A classic in the Sci-Fi view Frank Herbert’s Dune is one of the best and most well known books out there. Made into a movie, a tv movie and more Dune is currently still going strong today by Herbert’s son.
Brought by guest reviewer Christopher
Book One: Dune Series
Summary & Review
Dune is one of the few books I’ve ever taken the time to read through three times. It is a masterfully told tale of humanity’s future as seen through the eyes of a prince and his family.
Paul, even beyond being a prince, is an extraordinary person to begin with. From a young age he was trained as a close combat fighter by some of the best warriors in the galaxy, but more importantly he was also trained to be able to view situations objectively, to be completely detached essentially as a computer would, weighing all inputs equally without distraction even from his own emotions. On top of this, his mother taught him the amazing ability to totally control every muscle in his body and prepared his mind for a life of political intrigue. Paul’s training, while impressive, was nothing compared to the supernatural ability he was born with, which let him see and pick the path the future would take. From this ability came Paul’s two overall drives throughout the book. The first of which he calls his “terrible purpose” and his “race consciousness”, it’s a vision of the future in which humankind essentially de-evolves and which Paul will do anything to prevent coming to pass. The second vision of the future is of the galaxy in flames as fighters from Dune go from planet to planet in a wave of destruction chanting his name, which Paul abhors the very thought of.
Before I get to the plot, one of the best features of Dune’s universe is the complex intermingling of its politics, religions, and all the different parties which use both to get what they want. One of the main groups, the Bene Gesserit, is an order of politically minded mind readers, to which Paul’s mother belongs. The Bene Gesserit ran a ninety generation long breeding program, using humans, to get a set of genes that’d allow a person to see the future; Paul being the premature end result. Besides being the cause of Paul’s greatest ability, they also planted the religious seeds on Dune that allowed Paul to rise to power within the Fremen culture and eventually become their leader.
All that exposition is making this a bit long so here’s the short-ish version.
The story starts with fifteen year-old Paul, moving with his family, at the Emperor’s order, from their lush garden planet to the hellish desert planet of Arrakis. Arrakis, until recently, had been under the rule of the Harkonnen, who’ve sworn a blood feud with the Atreides for generations. Shortly after arriving, Paul’s father is betrayed to the Harkonnen and Paul has to flee for his life along with his mother. As he hides among and learns from the native people, the Fremen, he becomes one of them and in return trains the already formidable group to become unstoppable fighters. The longer he is with them, the more respected he becomes. Also due to his mother’s twisting of the Fremen’s religion he became revered, as their promised one. During his time with the Fremen, Paul’s mother, Jessica became Reverend Mother, a Fremen religious leader. Paul, using pure spice, gained a better view of the future paths ahead of him. Using his battle training and his prescient abilities, Paul leads the now deadly Fremen against Harkonnen forts and villages.
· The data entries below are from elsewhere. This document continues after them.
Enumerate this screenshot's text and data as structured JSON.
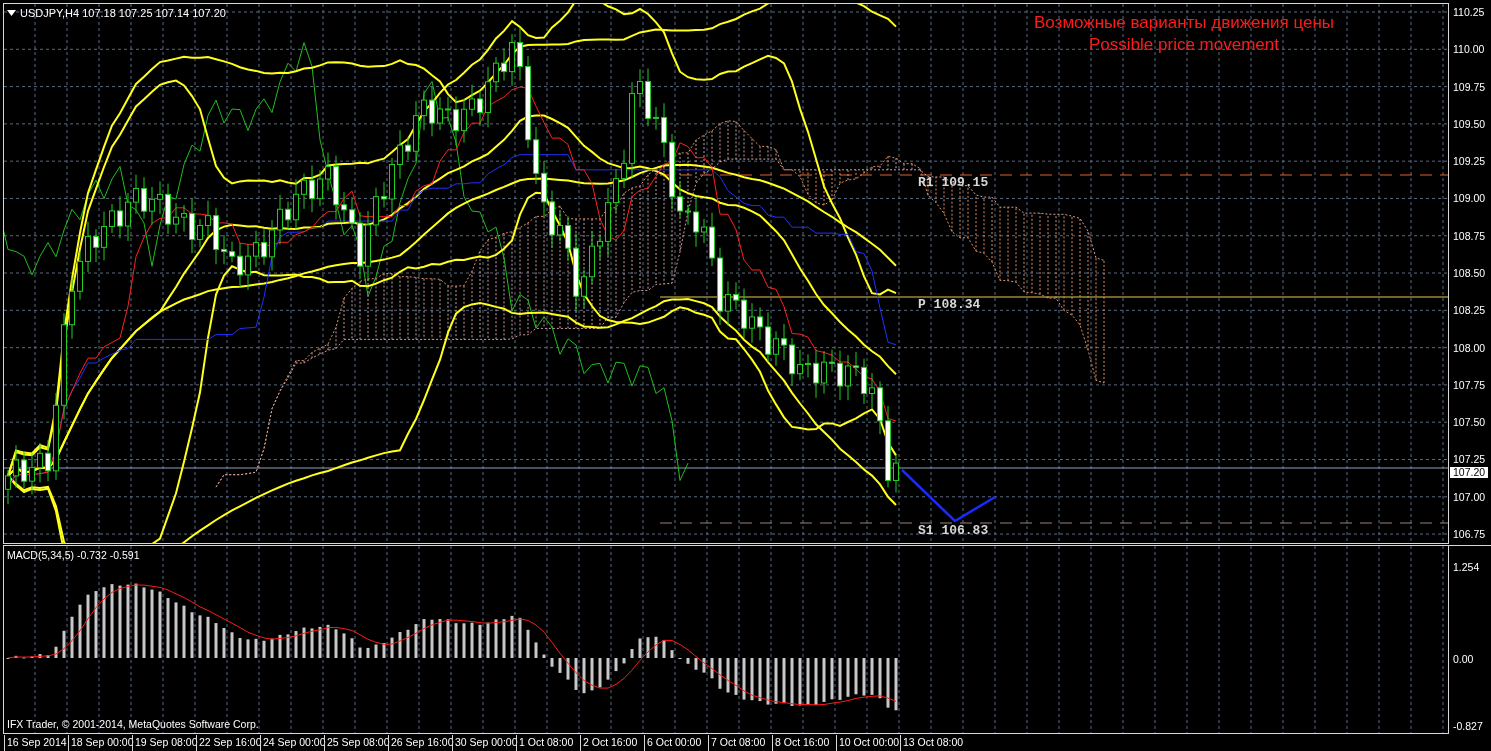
{
  "chart_header": {
    "title": "USDJPY,H4 107.18 107.25 107.14 107.20"
  },
  "forecast_title": [
    "Возможные варианты движения цены",
    "Possible price movement"
  ],
  "levels": [
    {
      "label": "R1 109.15",
      "kind": "resistance"
    },
    {
      "label": "P 108.34",
      "kind": "pivot"
    },
    {
      "label": "S1 106.83",
      "kind": "support"
    }
  ],
  "price_axis": {
    "ticks": [
      "110.25",
      "110.00",
      "109.75",
      "109.50",
      "109.25",
      "109.00",
      "108.75",
      "108.50",
      "108.25",
      "108.00",
      "107.75",
      "107.50",
      "107.25",
      "107.00",
      "106.75"
    ],
    "current_price": "107.20"
  },
  "macd": {
    "label": "MACD(5,34,5) -0.732 -0.591",
    "ticks": [
      "1.254",
      "0.00",
      "-0.827"
    ]
  },
  "copyright": "IFX Trader, © 2001-2014, MetaQuotes Software Corp.",
  "time_axis": [
    "16 Sep 2014",
    "18 Sep 00:00",
    "19 Sep 08:00",
    "22 Sep 16:00",
    "24 Sep 00:00",
    "25 Sep 08:00",
    "26 Sep 16:00",
    "30 Sep 00:00",
    "1 Oct 08:00",
    "2 Oct 16:00",
    "6 Oct 00:00",
    "7 Oct 08:00",
    "8 Oct 16:00",
    "10 Oct 00:00",
    "13 Oct 08:00"
  ]
}
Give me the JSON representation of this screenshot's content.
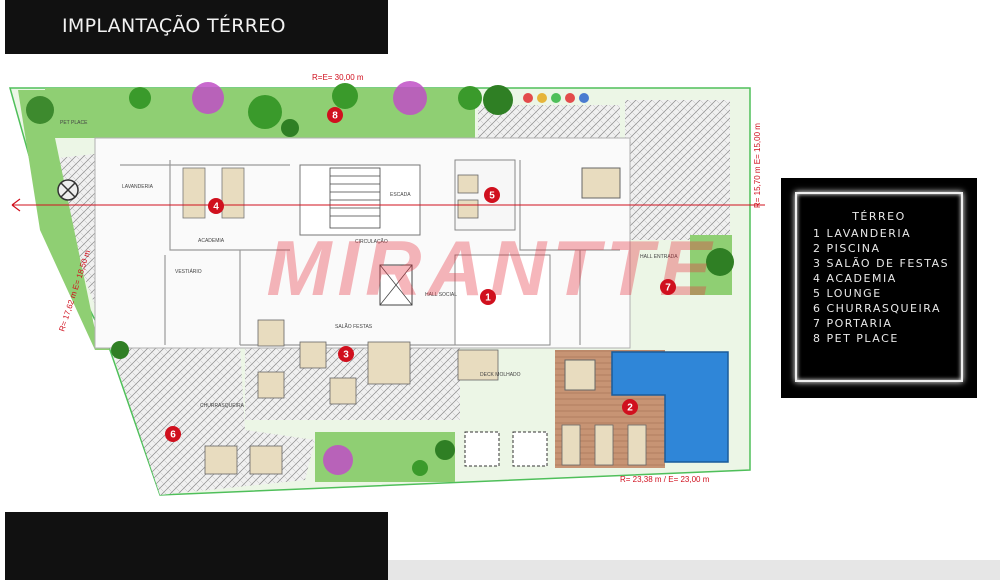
{
  "header": {
    "title": "IMPLANTAÇÃO TÉRREO"
  },
  "plan": {
    "watermark": "MIRANTTE",
    "dimensions": {
      "top": "R=E= 30,00 m",
      "bottom": "R= 23,38 m / E= 23,00 m",
      "right": "R= 15,70 m  E= 15,00 m",
      "left": "R= 17,62 m  E= 18,50 m"
    },
    "rooms": {
      "academia": "ACADEMIA",
      "salao_festas": "SALÃO FESTAS",
      "circulacao": "CIRCULAÇÃO",
      "hall_social": "HALL SOCIAL",
      "escada": "ESCADA",
      "deck_molhado": "DECK MOLHADO",
      "vestiario": "VESTIÁRIO",
      "hall_entrada": "HALL ENTRADA",
      "churrasqueira": "CHURRASQUEIRA",
      "pet_place": "PET PLACE",
      "lavanderia": "LAVANDERIA"
    },
    "markers": [
      "1",
      "2",
      "3",
      "4",
      "5",
      "6",
      "7",
      "8"
    ]
  },
  "legend": {
    "title": "TÉRREO",
    "items": [
      "1 LAVANDERIA",
      "2 PISCINA",
      "3 SALÃO DE FESTAS",
      "4 ACADEMIA",
      "5 LOUNGE",
      "6 CHURRASQUEIRA",
      "7 PORTARIA",
      "8 PET PLACE"
    ]
  },
  "colors": {
    "marker": "#d0101e",
    "grass": "#8fcf73",
    "pool": "#2f86d8",
    "deck": "#c08a6a",
    "watermark": "#e8313f",
    "paving": "#cfcfcf"
  }
}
As Paul and his Fremen reach the capital, the Emperor and the Harkonnen, combine forces to oppose him. The book closes in the aftermath of that fight as terms of surrender are discussed.
The reason Dune’s worth reading and re-reading, beyond the compelling story and characters, is what it says about science, religion, and humanity’s base wants and needs. The abuse of religion and superstition by the Bene Gesserit has always struck me as an especially true reflection of how religion is used as a tool by people for their own non-religious ends. With regard to science, Dune is unlike most other sci-fi, as there are no computers. With that simple change the story becomes much more personal. There are no techno babble powered escapes at the last second and no robot saviors to interfere with the drama of the story. The de-emphasis on technology allowed more room for intrigue in a world where knives, not guns, were the weapon of choice. But more importantly, for me, reading a lot of older sci-fi is difficult, since their conceptions of computers are so far astray from reality, taking me out of the narrative. But with the destruction of all computers from their universe centuries before, it deals with that problem neatly allowing me to read without distraction.
Frank Herbert’s Dune, is difficult read at times, especially at the start. His quick introduction of cultures and languages makes the first act hard to read, let alone pronounce! (Reviewers Note: don’t try reading the first act to a sleepy, unassuming, and unprepared girlfriend. She will definitely yell at you to “shut up” and pillows may be thrown.) That introduction’s difficult wordage takes the reader on a path that mirrors Paul’s discovery of his new home on Arrakis. I can easily see first time readers being upset with what seems like the author purposefully trying to confuse them, but if you stick with it you’re in for a great story with some of my favorite characters. (Review Note: Bitchy editor says you don’t rate your book reviews, but I say 11 out of 5 dammit!)